With less than 2 weeks before the commencement of the semester 1 exam period, the Student Wellbeing Committee has compiled a list of ways to improve your productivity and relieve stress over the coming weeks.
Scroll down for more info!
& dont forget to check out our Spotify playlists for some study beats (:
- Make sure your notes are up to date and try not to cram
Before entering the exams, make sure that your notes cover all important content in the subject, including lectures, tutorials/seminars and other class content. Make sure that you allocate a sufficient amount of time to revising your notes and try not to ‘leave it all to the last minute’.
- Implement a study timetable and prioritise areas/subjects which you find most difficult
Using a study timetable can help you to avoid procrastination and make the most out of your allocated study time. A study timetable also allows you to balance other commitments such as work, social engagements and personal time, with your studies.

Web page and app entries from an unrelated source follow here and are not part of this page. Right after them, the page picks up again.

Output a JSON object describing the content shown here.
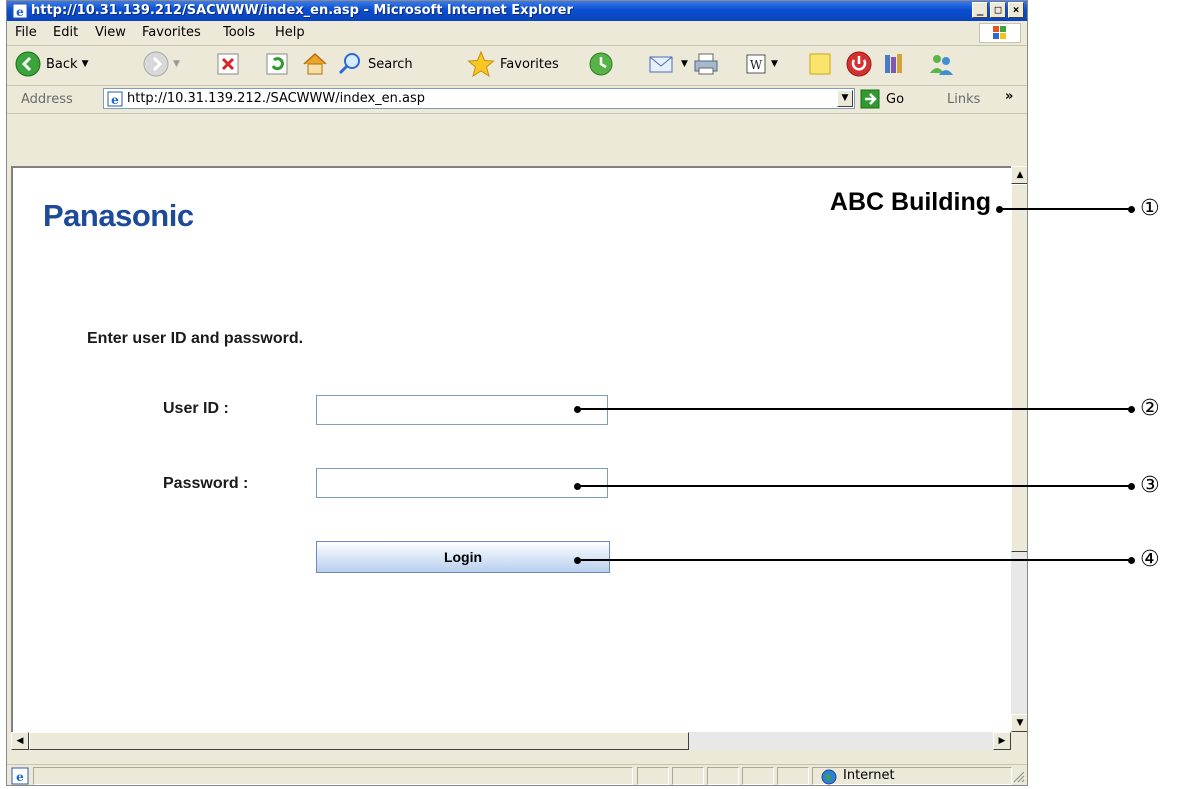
{
  "window": {
    "title": "http://10.31.139.212/SACWWW/index_en.asp - Microsoft Internet Explorer",
    "controls": [
      "_",
      "□",
      "×"
    ]
  },
  "menu": [
    "File",
    "Edit",
    "View",
    "Favorites",
    "Tools",
    "Help"
  ],
  "toolbar": {
    "back_label": "Back",
    "search_label": "Search",
    "favorites_label": "Favorites"
  },
  "address": {
    "label": "Address",
    "url": "http://10.31.139.212./SACWWW/index_en.asp",
    "go_label": "Go",
    "links_label": "Links",
    "more": "»"
  },
  "page": {
    "logo": "Panasonic",
    "building_name": "ABC Building",
    "prompt": "Enter user ID and password.",
    "user_id_label": "User ID :",
    "password_label": "Password :",
    "user_id_value": "",
    "password_value": "",
    "login_label": "Login"
  },
  "status": {
    "zone": "Internet"
  },
  "callouts": [
    "①",
    "②",
    "③",
    "④"
  ]
}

When designing a study timetable, make sure that you allocate the most amount of time to areas or subjects that you are weakest in. Find templates online or create your own using pen and paper.
- Make sure you understand the time and structure of your exams
Due to social distancing guidelines, most final exams for this session will be delivered online. This may be a difficult adjustment for many students and it is important to thoroughly understand the way in which your exams will be delivered. In particular, make sure that you check;
- The time and date of your exams
- What type of exam you are sitting, e.g open book, closed book, take home assignment, invigilated exam
- How to access and sit your exams
- Take breaks
Make sure to balance study time with recreational and social activities, such as going for a walk, visiting your local cafe, or going to see family and friends. Furthermore, when taking study breaks try to avoid screens so your eyes and brain can rest!
- Reach out if you need help
If you are finding it difficult to understand a particular concept, there are many ways to reach out for help. For example, you could send an email to your tutor, or catch up with a friend (if not in person, then via Zoom). Through UTS HELPS, you can also access support services, such as workshops and even book a 1-on-1 consultation on Zoom. Many subjects also run U:PASS classes, allowing students to discuss concepts and get feedback before beginning exams. See the link below for more information on UTS HELPS and U:PASS: https://www.uts.edu.au/current-students/support/helps.
Best of luck with your exams!
Mehak and Zac
Student Wellbeing Committee Members